New York District Court Enjoins Enforcement of Law Limiting Employer Speech During Organizing Campaigns

A federal judge in New York recently cast doubt on the validity of state laws that seek to restrict employer speech in connection with union organizing. In New York State Vegetable Growers Association, Inc. v. Letitia James, a trade group and five New York farms sought to enjoin enforcement of a 2020 amendment to the State Employment Relations Act (SERA), enacted as part of the Farm Laborers Fair Labor Practices Act. The plaintiffs claimed, among other things, that one of the amendments violated the First Amendment of the United States Constitution.

The amendment at issue, SERA §704-b(2)(c) (the “Amendment”), makes it unlawful for agricultural employers to “discourage union organization or to discourage an employee from participating in a union organizing drive, engaging in protected concerted activity, or otherwise exercising the rights guaranteed under this article.”1 The court enjoined the law, finding that plaintiffs had demonstrated a likelihood of success on the merits of their constitutional challenge and that an injunction would be in the public interest.2

The plaintiffs argued that the Amendment, as written, constituted unlawful viewpoint-based discrimination – meaning the law targeted employers’ ideas or opinions, not their conduct.
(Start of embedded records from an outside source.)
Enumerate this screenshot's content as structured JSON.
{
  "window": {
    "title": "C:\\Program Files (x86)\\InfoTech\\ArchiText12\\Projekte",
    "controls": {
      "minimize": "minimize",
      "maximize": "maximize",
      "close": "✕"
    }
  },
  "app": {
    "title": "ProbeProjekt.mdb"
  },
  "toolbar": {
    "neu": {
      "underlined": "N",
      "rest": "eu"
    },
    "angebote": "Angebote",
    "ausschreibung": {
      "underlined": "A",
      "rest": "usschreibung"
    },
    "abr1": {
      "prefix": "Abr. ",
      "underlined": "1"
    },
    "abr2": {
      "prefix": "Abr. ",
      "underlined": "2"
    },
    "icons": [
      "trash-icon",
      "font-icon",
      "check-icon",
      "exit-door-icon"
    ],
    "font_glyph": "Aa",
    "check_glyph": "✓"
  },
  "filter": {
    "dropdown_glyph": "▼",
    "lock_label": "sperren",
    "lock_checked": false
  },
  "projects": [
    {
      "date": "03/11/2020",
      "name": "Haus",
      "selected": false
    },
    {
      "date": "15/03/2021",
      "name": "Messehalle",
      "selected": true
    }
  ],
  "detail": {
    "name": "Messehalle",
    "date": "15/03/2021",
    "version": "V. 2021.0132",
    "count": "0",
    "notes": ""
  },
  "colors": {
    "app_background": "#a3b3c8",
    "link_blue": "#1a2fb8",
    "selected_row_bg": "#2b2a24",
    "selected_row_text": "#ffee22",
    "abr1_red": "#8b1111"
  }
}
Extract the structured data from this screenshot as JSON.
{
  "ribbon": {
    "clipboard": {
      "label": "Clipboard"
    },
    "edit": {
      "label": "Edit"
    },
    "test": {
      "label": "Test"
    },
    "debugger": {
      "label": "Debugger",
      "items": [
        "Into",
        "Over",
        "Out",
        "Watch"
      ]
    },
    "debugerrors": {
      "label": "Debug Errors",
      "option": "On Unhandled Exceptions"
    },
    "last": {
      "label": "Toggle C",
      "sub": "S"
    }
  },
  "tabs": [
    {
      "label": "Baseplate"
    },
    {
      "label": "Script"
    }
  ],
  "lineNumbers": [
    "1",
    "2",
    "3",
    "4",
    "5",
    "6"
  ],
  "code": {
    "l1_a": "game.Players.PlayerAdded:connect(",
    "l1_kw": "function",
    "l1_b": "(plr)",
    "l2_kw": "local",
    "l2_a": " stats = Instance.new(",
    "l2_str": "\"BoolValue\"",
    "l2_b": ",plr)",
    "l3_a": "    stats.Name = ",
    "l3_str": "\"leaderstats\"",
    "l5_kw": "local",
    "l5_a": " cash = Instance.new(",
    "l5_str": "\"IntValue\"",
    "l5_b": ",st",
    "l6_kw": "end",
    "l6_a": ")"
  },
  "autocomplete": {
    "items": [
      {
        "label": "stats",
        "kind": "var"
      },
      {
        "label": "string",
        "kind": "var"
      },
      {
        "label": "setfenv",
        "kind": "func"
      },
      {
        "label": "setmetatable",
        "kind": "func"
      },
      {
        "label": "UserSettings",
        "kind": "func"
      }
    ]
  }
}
The attorney general sought to justify the Amendment, arguing that guidance for it promulgated by the Public Employment Relations Board (PERB) provided examples of acts of “discouragement” prohibited by the Amendment and the National Labor Relations Act (NLRA). The plaintiffs pointed out, however, that the same guidance cited by the attorney general highlighted that the NLRA does “not have an equivalent provision.”  

Ultimately, the judge granted the temporary restraining order on the grounds that the Amendment as written was facially invalid. He reasoned that the law violated the First Amendment facially – meaning the Amendment’s text alone, not its application, resulted in the violation. He explained that the Amendment “is a viewpoint-based law that discriminates against speech based on the ideas or opinions conveyed.” He elaborated that the Amendment was not susceptible to a more favorable interpretation as provided in the PERB’s guidance because a more favorable “construction is not visible in the statute.”

With respect to the public interest, the judge wrote that the Amendment “as written, constitutes impermissible viewpoint discrimination and chills employers’ speech. A preliminary injunction on this provision does not affect the remainder of the statute and therefore, has a minimal impact on farmworkers’ collective-bargaining rights.”

NLRA Preemption

The decision did not address whether the amendment is preempted by the NLRA. The most comparable section of the NLRA is Section 8(c), the Act’s counterpart to the First Amendment, which provides that “[t]he expressing of any views, argument, or opinion . . . shall not constitute or be evidence of an unfair labor practice . . . if such expression contains no threat of reprisal or force or promise of benefit.” The law is clear that employers have strong First Amendment protection for advancing their views on unionization. The Supreme Court has held, for example, “[An] employers’ attempts to persuade to action with respect to joining or not joining unions are within the First Amendment’s guaranty.” Thomas v. Collins, 323 U.S. 516, 537-538 (1945).

Next Steps

With this ruling, the court has enjoined enforcement of this Amendment pending a hearing on the merits of the plaintiffs’ First Amendment challenge. While the facts and posture of the case are thus limited, the case has implications for other state laws that purport to restrict employer speech.3 Other states have similar laws that limit employer speech during union campaigns or prevent employers from holding mandatory employer-sponsored meetings. We expect that court challenges to such laws will prompt more decisions like this one, as courts find that state law bans on employer speech or captive audience talks: (1) are preempted by the NLRA; and (2) violate the First Amendment.

See Footnotes

1 The Act defines “agricultural employers” as those employers “engaged in cultivating the soil or in raising or harvesting any agricultural or horticultural commodity including custom harvesting operators, and employers engaged in the business of crops, livestock and livestock products as defined in section three hundred one of the agriculture and markets law, or other similar agricultural enterprises.”

2 As a general matter, a party seeking a preliminary injunction "must . . . show a likelihood of success on the merits, a likelihood of irreparable harm in the absence of preliminary relief, that the balance of equities tips in the party's favor, and that an injunction is in the public interest." Am. Civil Liberties Union v. Clapper, 804 F.3d 617, 622 (2d Cir. 2015) (citing Winter v. Nat. Res. Def. Council, Inc., 555 U.S. 7, 20 (2008)).

3 Other states have enacted similar legislation, including New York, Maine, Minnesota, and Connecticut.

Information contained in this publication is intended for informational purposes only and does not constitute legal advice or opinion, nor is it a substitute for the professional judgment of an attorney.